EXERCISE: Every line in the entries that holds "selected" should be identified and copied.

EXCERPTED DATA:
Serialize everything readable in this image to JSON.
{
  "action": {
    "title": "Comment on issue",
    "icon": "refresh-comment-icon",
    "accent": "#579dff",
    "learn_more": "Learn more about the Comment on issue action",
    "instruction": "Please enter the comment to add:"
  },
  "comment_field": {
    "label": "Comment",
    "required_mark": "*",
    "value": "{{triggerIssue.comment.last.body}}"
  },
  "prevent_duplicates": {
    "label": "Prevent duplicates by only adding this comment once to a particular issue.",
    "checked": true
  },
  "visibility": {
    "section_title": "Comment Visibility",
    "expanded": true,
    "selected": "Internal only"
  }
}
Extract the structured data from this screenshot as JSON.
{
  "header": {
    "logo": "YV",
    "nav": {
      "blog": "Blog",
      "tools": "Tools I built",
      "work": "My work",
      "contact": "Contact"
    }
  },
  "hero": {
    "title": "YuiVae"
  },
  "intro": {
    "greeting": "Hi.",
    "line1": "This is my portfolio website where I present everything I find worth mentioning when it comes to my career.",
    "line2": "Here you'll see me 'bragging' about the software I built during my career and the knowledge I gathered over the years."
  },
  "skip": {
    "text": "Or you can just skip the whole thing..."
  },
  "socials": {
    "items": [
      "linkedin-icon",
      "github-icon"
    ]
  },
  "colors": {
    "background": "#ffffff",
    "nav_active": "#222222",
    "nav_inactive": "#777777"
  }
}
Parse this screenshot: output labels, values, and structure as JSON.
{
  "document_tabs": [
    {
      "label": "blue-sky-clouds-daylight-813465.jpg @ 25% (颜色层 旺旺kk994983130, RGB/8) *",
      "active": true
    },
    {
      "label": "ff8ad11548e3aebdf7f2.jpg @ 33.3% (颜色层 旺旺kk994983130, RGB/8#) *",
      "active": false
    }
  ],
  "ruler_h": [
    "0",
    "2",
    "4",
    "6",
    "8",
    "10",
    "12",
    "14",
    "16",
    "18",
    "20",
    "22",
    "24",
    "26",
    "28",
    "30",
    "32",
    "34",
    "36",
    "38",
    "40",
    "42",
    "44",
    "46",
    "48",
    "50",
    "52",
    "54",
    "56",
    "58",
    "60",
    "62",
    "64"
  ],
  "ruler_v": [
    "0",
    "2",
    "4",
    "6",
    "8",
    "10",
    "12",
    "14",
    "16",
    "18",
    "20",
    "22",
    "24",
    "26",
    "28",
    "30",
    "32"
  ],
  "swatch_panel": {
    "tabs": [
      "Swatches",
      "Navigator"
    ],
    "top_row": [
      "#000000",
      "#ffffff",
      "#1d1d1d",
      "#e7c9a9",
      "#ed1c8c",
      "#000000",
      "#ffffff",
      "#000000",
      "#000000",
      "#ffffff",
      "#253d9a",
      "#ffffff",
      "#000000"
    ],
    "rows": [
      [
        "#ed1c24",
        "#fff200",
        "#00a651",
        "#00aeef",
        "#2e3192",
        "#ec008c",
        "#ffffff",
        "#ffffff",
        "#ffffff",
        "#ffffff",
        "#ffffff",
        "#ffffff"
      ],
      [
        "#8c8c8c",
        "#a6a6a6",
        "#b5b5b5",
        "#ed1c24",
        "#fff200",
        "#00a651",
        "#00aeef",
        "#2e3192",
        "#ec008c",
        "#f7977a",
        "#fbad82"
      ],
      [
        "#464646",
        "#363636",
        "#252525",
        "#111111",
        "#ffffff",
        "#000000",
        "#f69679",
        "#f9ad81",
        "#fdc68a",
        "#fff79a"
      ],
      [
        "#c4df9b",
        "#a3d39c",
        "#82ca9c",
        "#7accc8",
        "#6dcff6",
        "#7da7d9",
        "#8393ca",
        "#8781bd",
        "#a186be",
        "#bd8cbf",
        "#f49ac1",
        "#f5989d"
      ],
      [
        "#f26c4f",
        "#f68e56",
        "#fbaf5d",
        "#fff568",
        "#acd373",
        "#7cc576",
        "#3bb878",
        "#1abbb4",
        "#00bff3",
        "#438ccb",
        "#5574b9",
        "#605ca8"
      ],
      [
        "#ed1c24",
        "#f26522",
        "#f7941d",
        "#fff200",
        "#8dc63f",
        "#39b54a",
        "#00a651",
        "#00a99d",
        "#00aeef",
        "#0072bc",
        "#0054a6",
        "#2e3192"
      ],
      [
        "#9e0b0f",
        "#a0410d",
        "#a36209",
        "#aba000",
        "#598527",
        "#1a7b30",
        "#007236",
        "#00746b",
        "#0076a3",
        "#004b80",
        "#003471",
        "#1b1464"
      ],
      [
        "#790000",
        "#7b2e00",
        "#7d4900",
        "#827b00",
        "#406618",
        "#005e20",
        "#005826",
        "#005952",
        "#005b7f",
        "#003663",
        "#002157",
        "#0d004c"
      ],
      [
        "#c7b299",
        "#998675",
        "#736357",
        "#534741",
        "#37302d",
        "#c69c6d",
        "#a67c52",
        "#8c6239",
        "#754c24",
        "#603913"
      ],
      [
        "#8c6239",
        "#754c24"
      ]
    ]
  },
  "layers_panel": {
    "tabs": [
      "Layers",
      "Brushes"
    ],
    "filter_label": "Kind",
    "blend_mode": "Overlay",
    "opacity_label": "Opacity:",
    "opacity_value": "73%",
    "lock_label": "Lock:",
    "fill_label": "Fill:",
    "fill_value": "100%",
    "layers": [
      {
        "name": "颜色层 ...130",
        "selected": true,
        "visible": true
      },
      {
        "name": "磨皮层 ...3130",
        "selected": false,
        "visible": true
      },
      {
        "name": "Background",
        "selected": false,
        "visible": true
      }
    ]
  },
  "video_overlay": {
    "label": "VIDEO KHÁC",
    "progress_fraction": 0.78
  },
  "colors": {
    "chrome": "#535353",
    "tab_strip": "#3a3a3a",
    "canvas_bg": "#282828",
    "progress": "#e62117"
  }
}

ANSWER BOX:
    "selected": "Internal only"
        "selected": true,
        "selected": false,
        "selected": false,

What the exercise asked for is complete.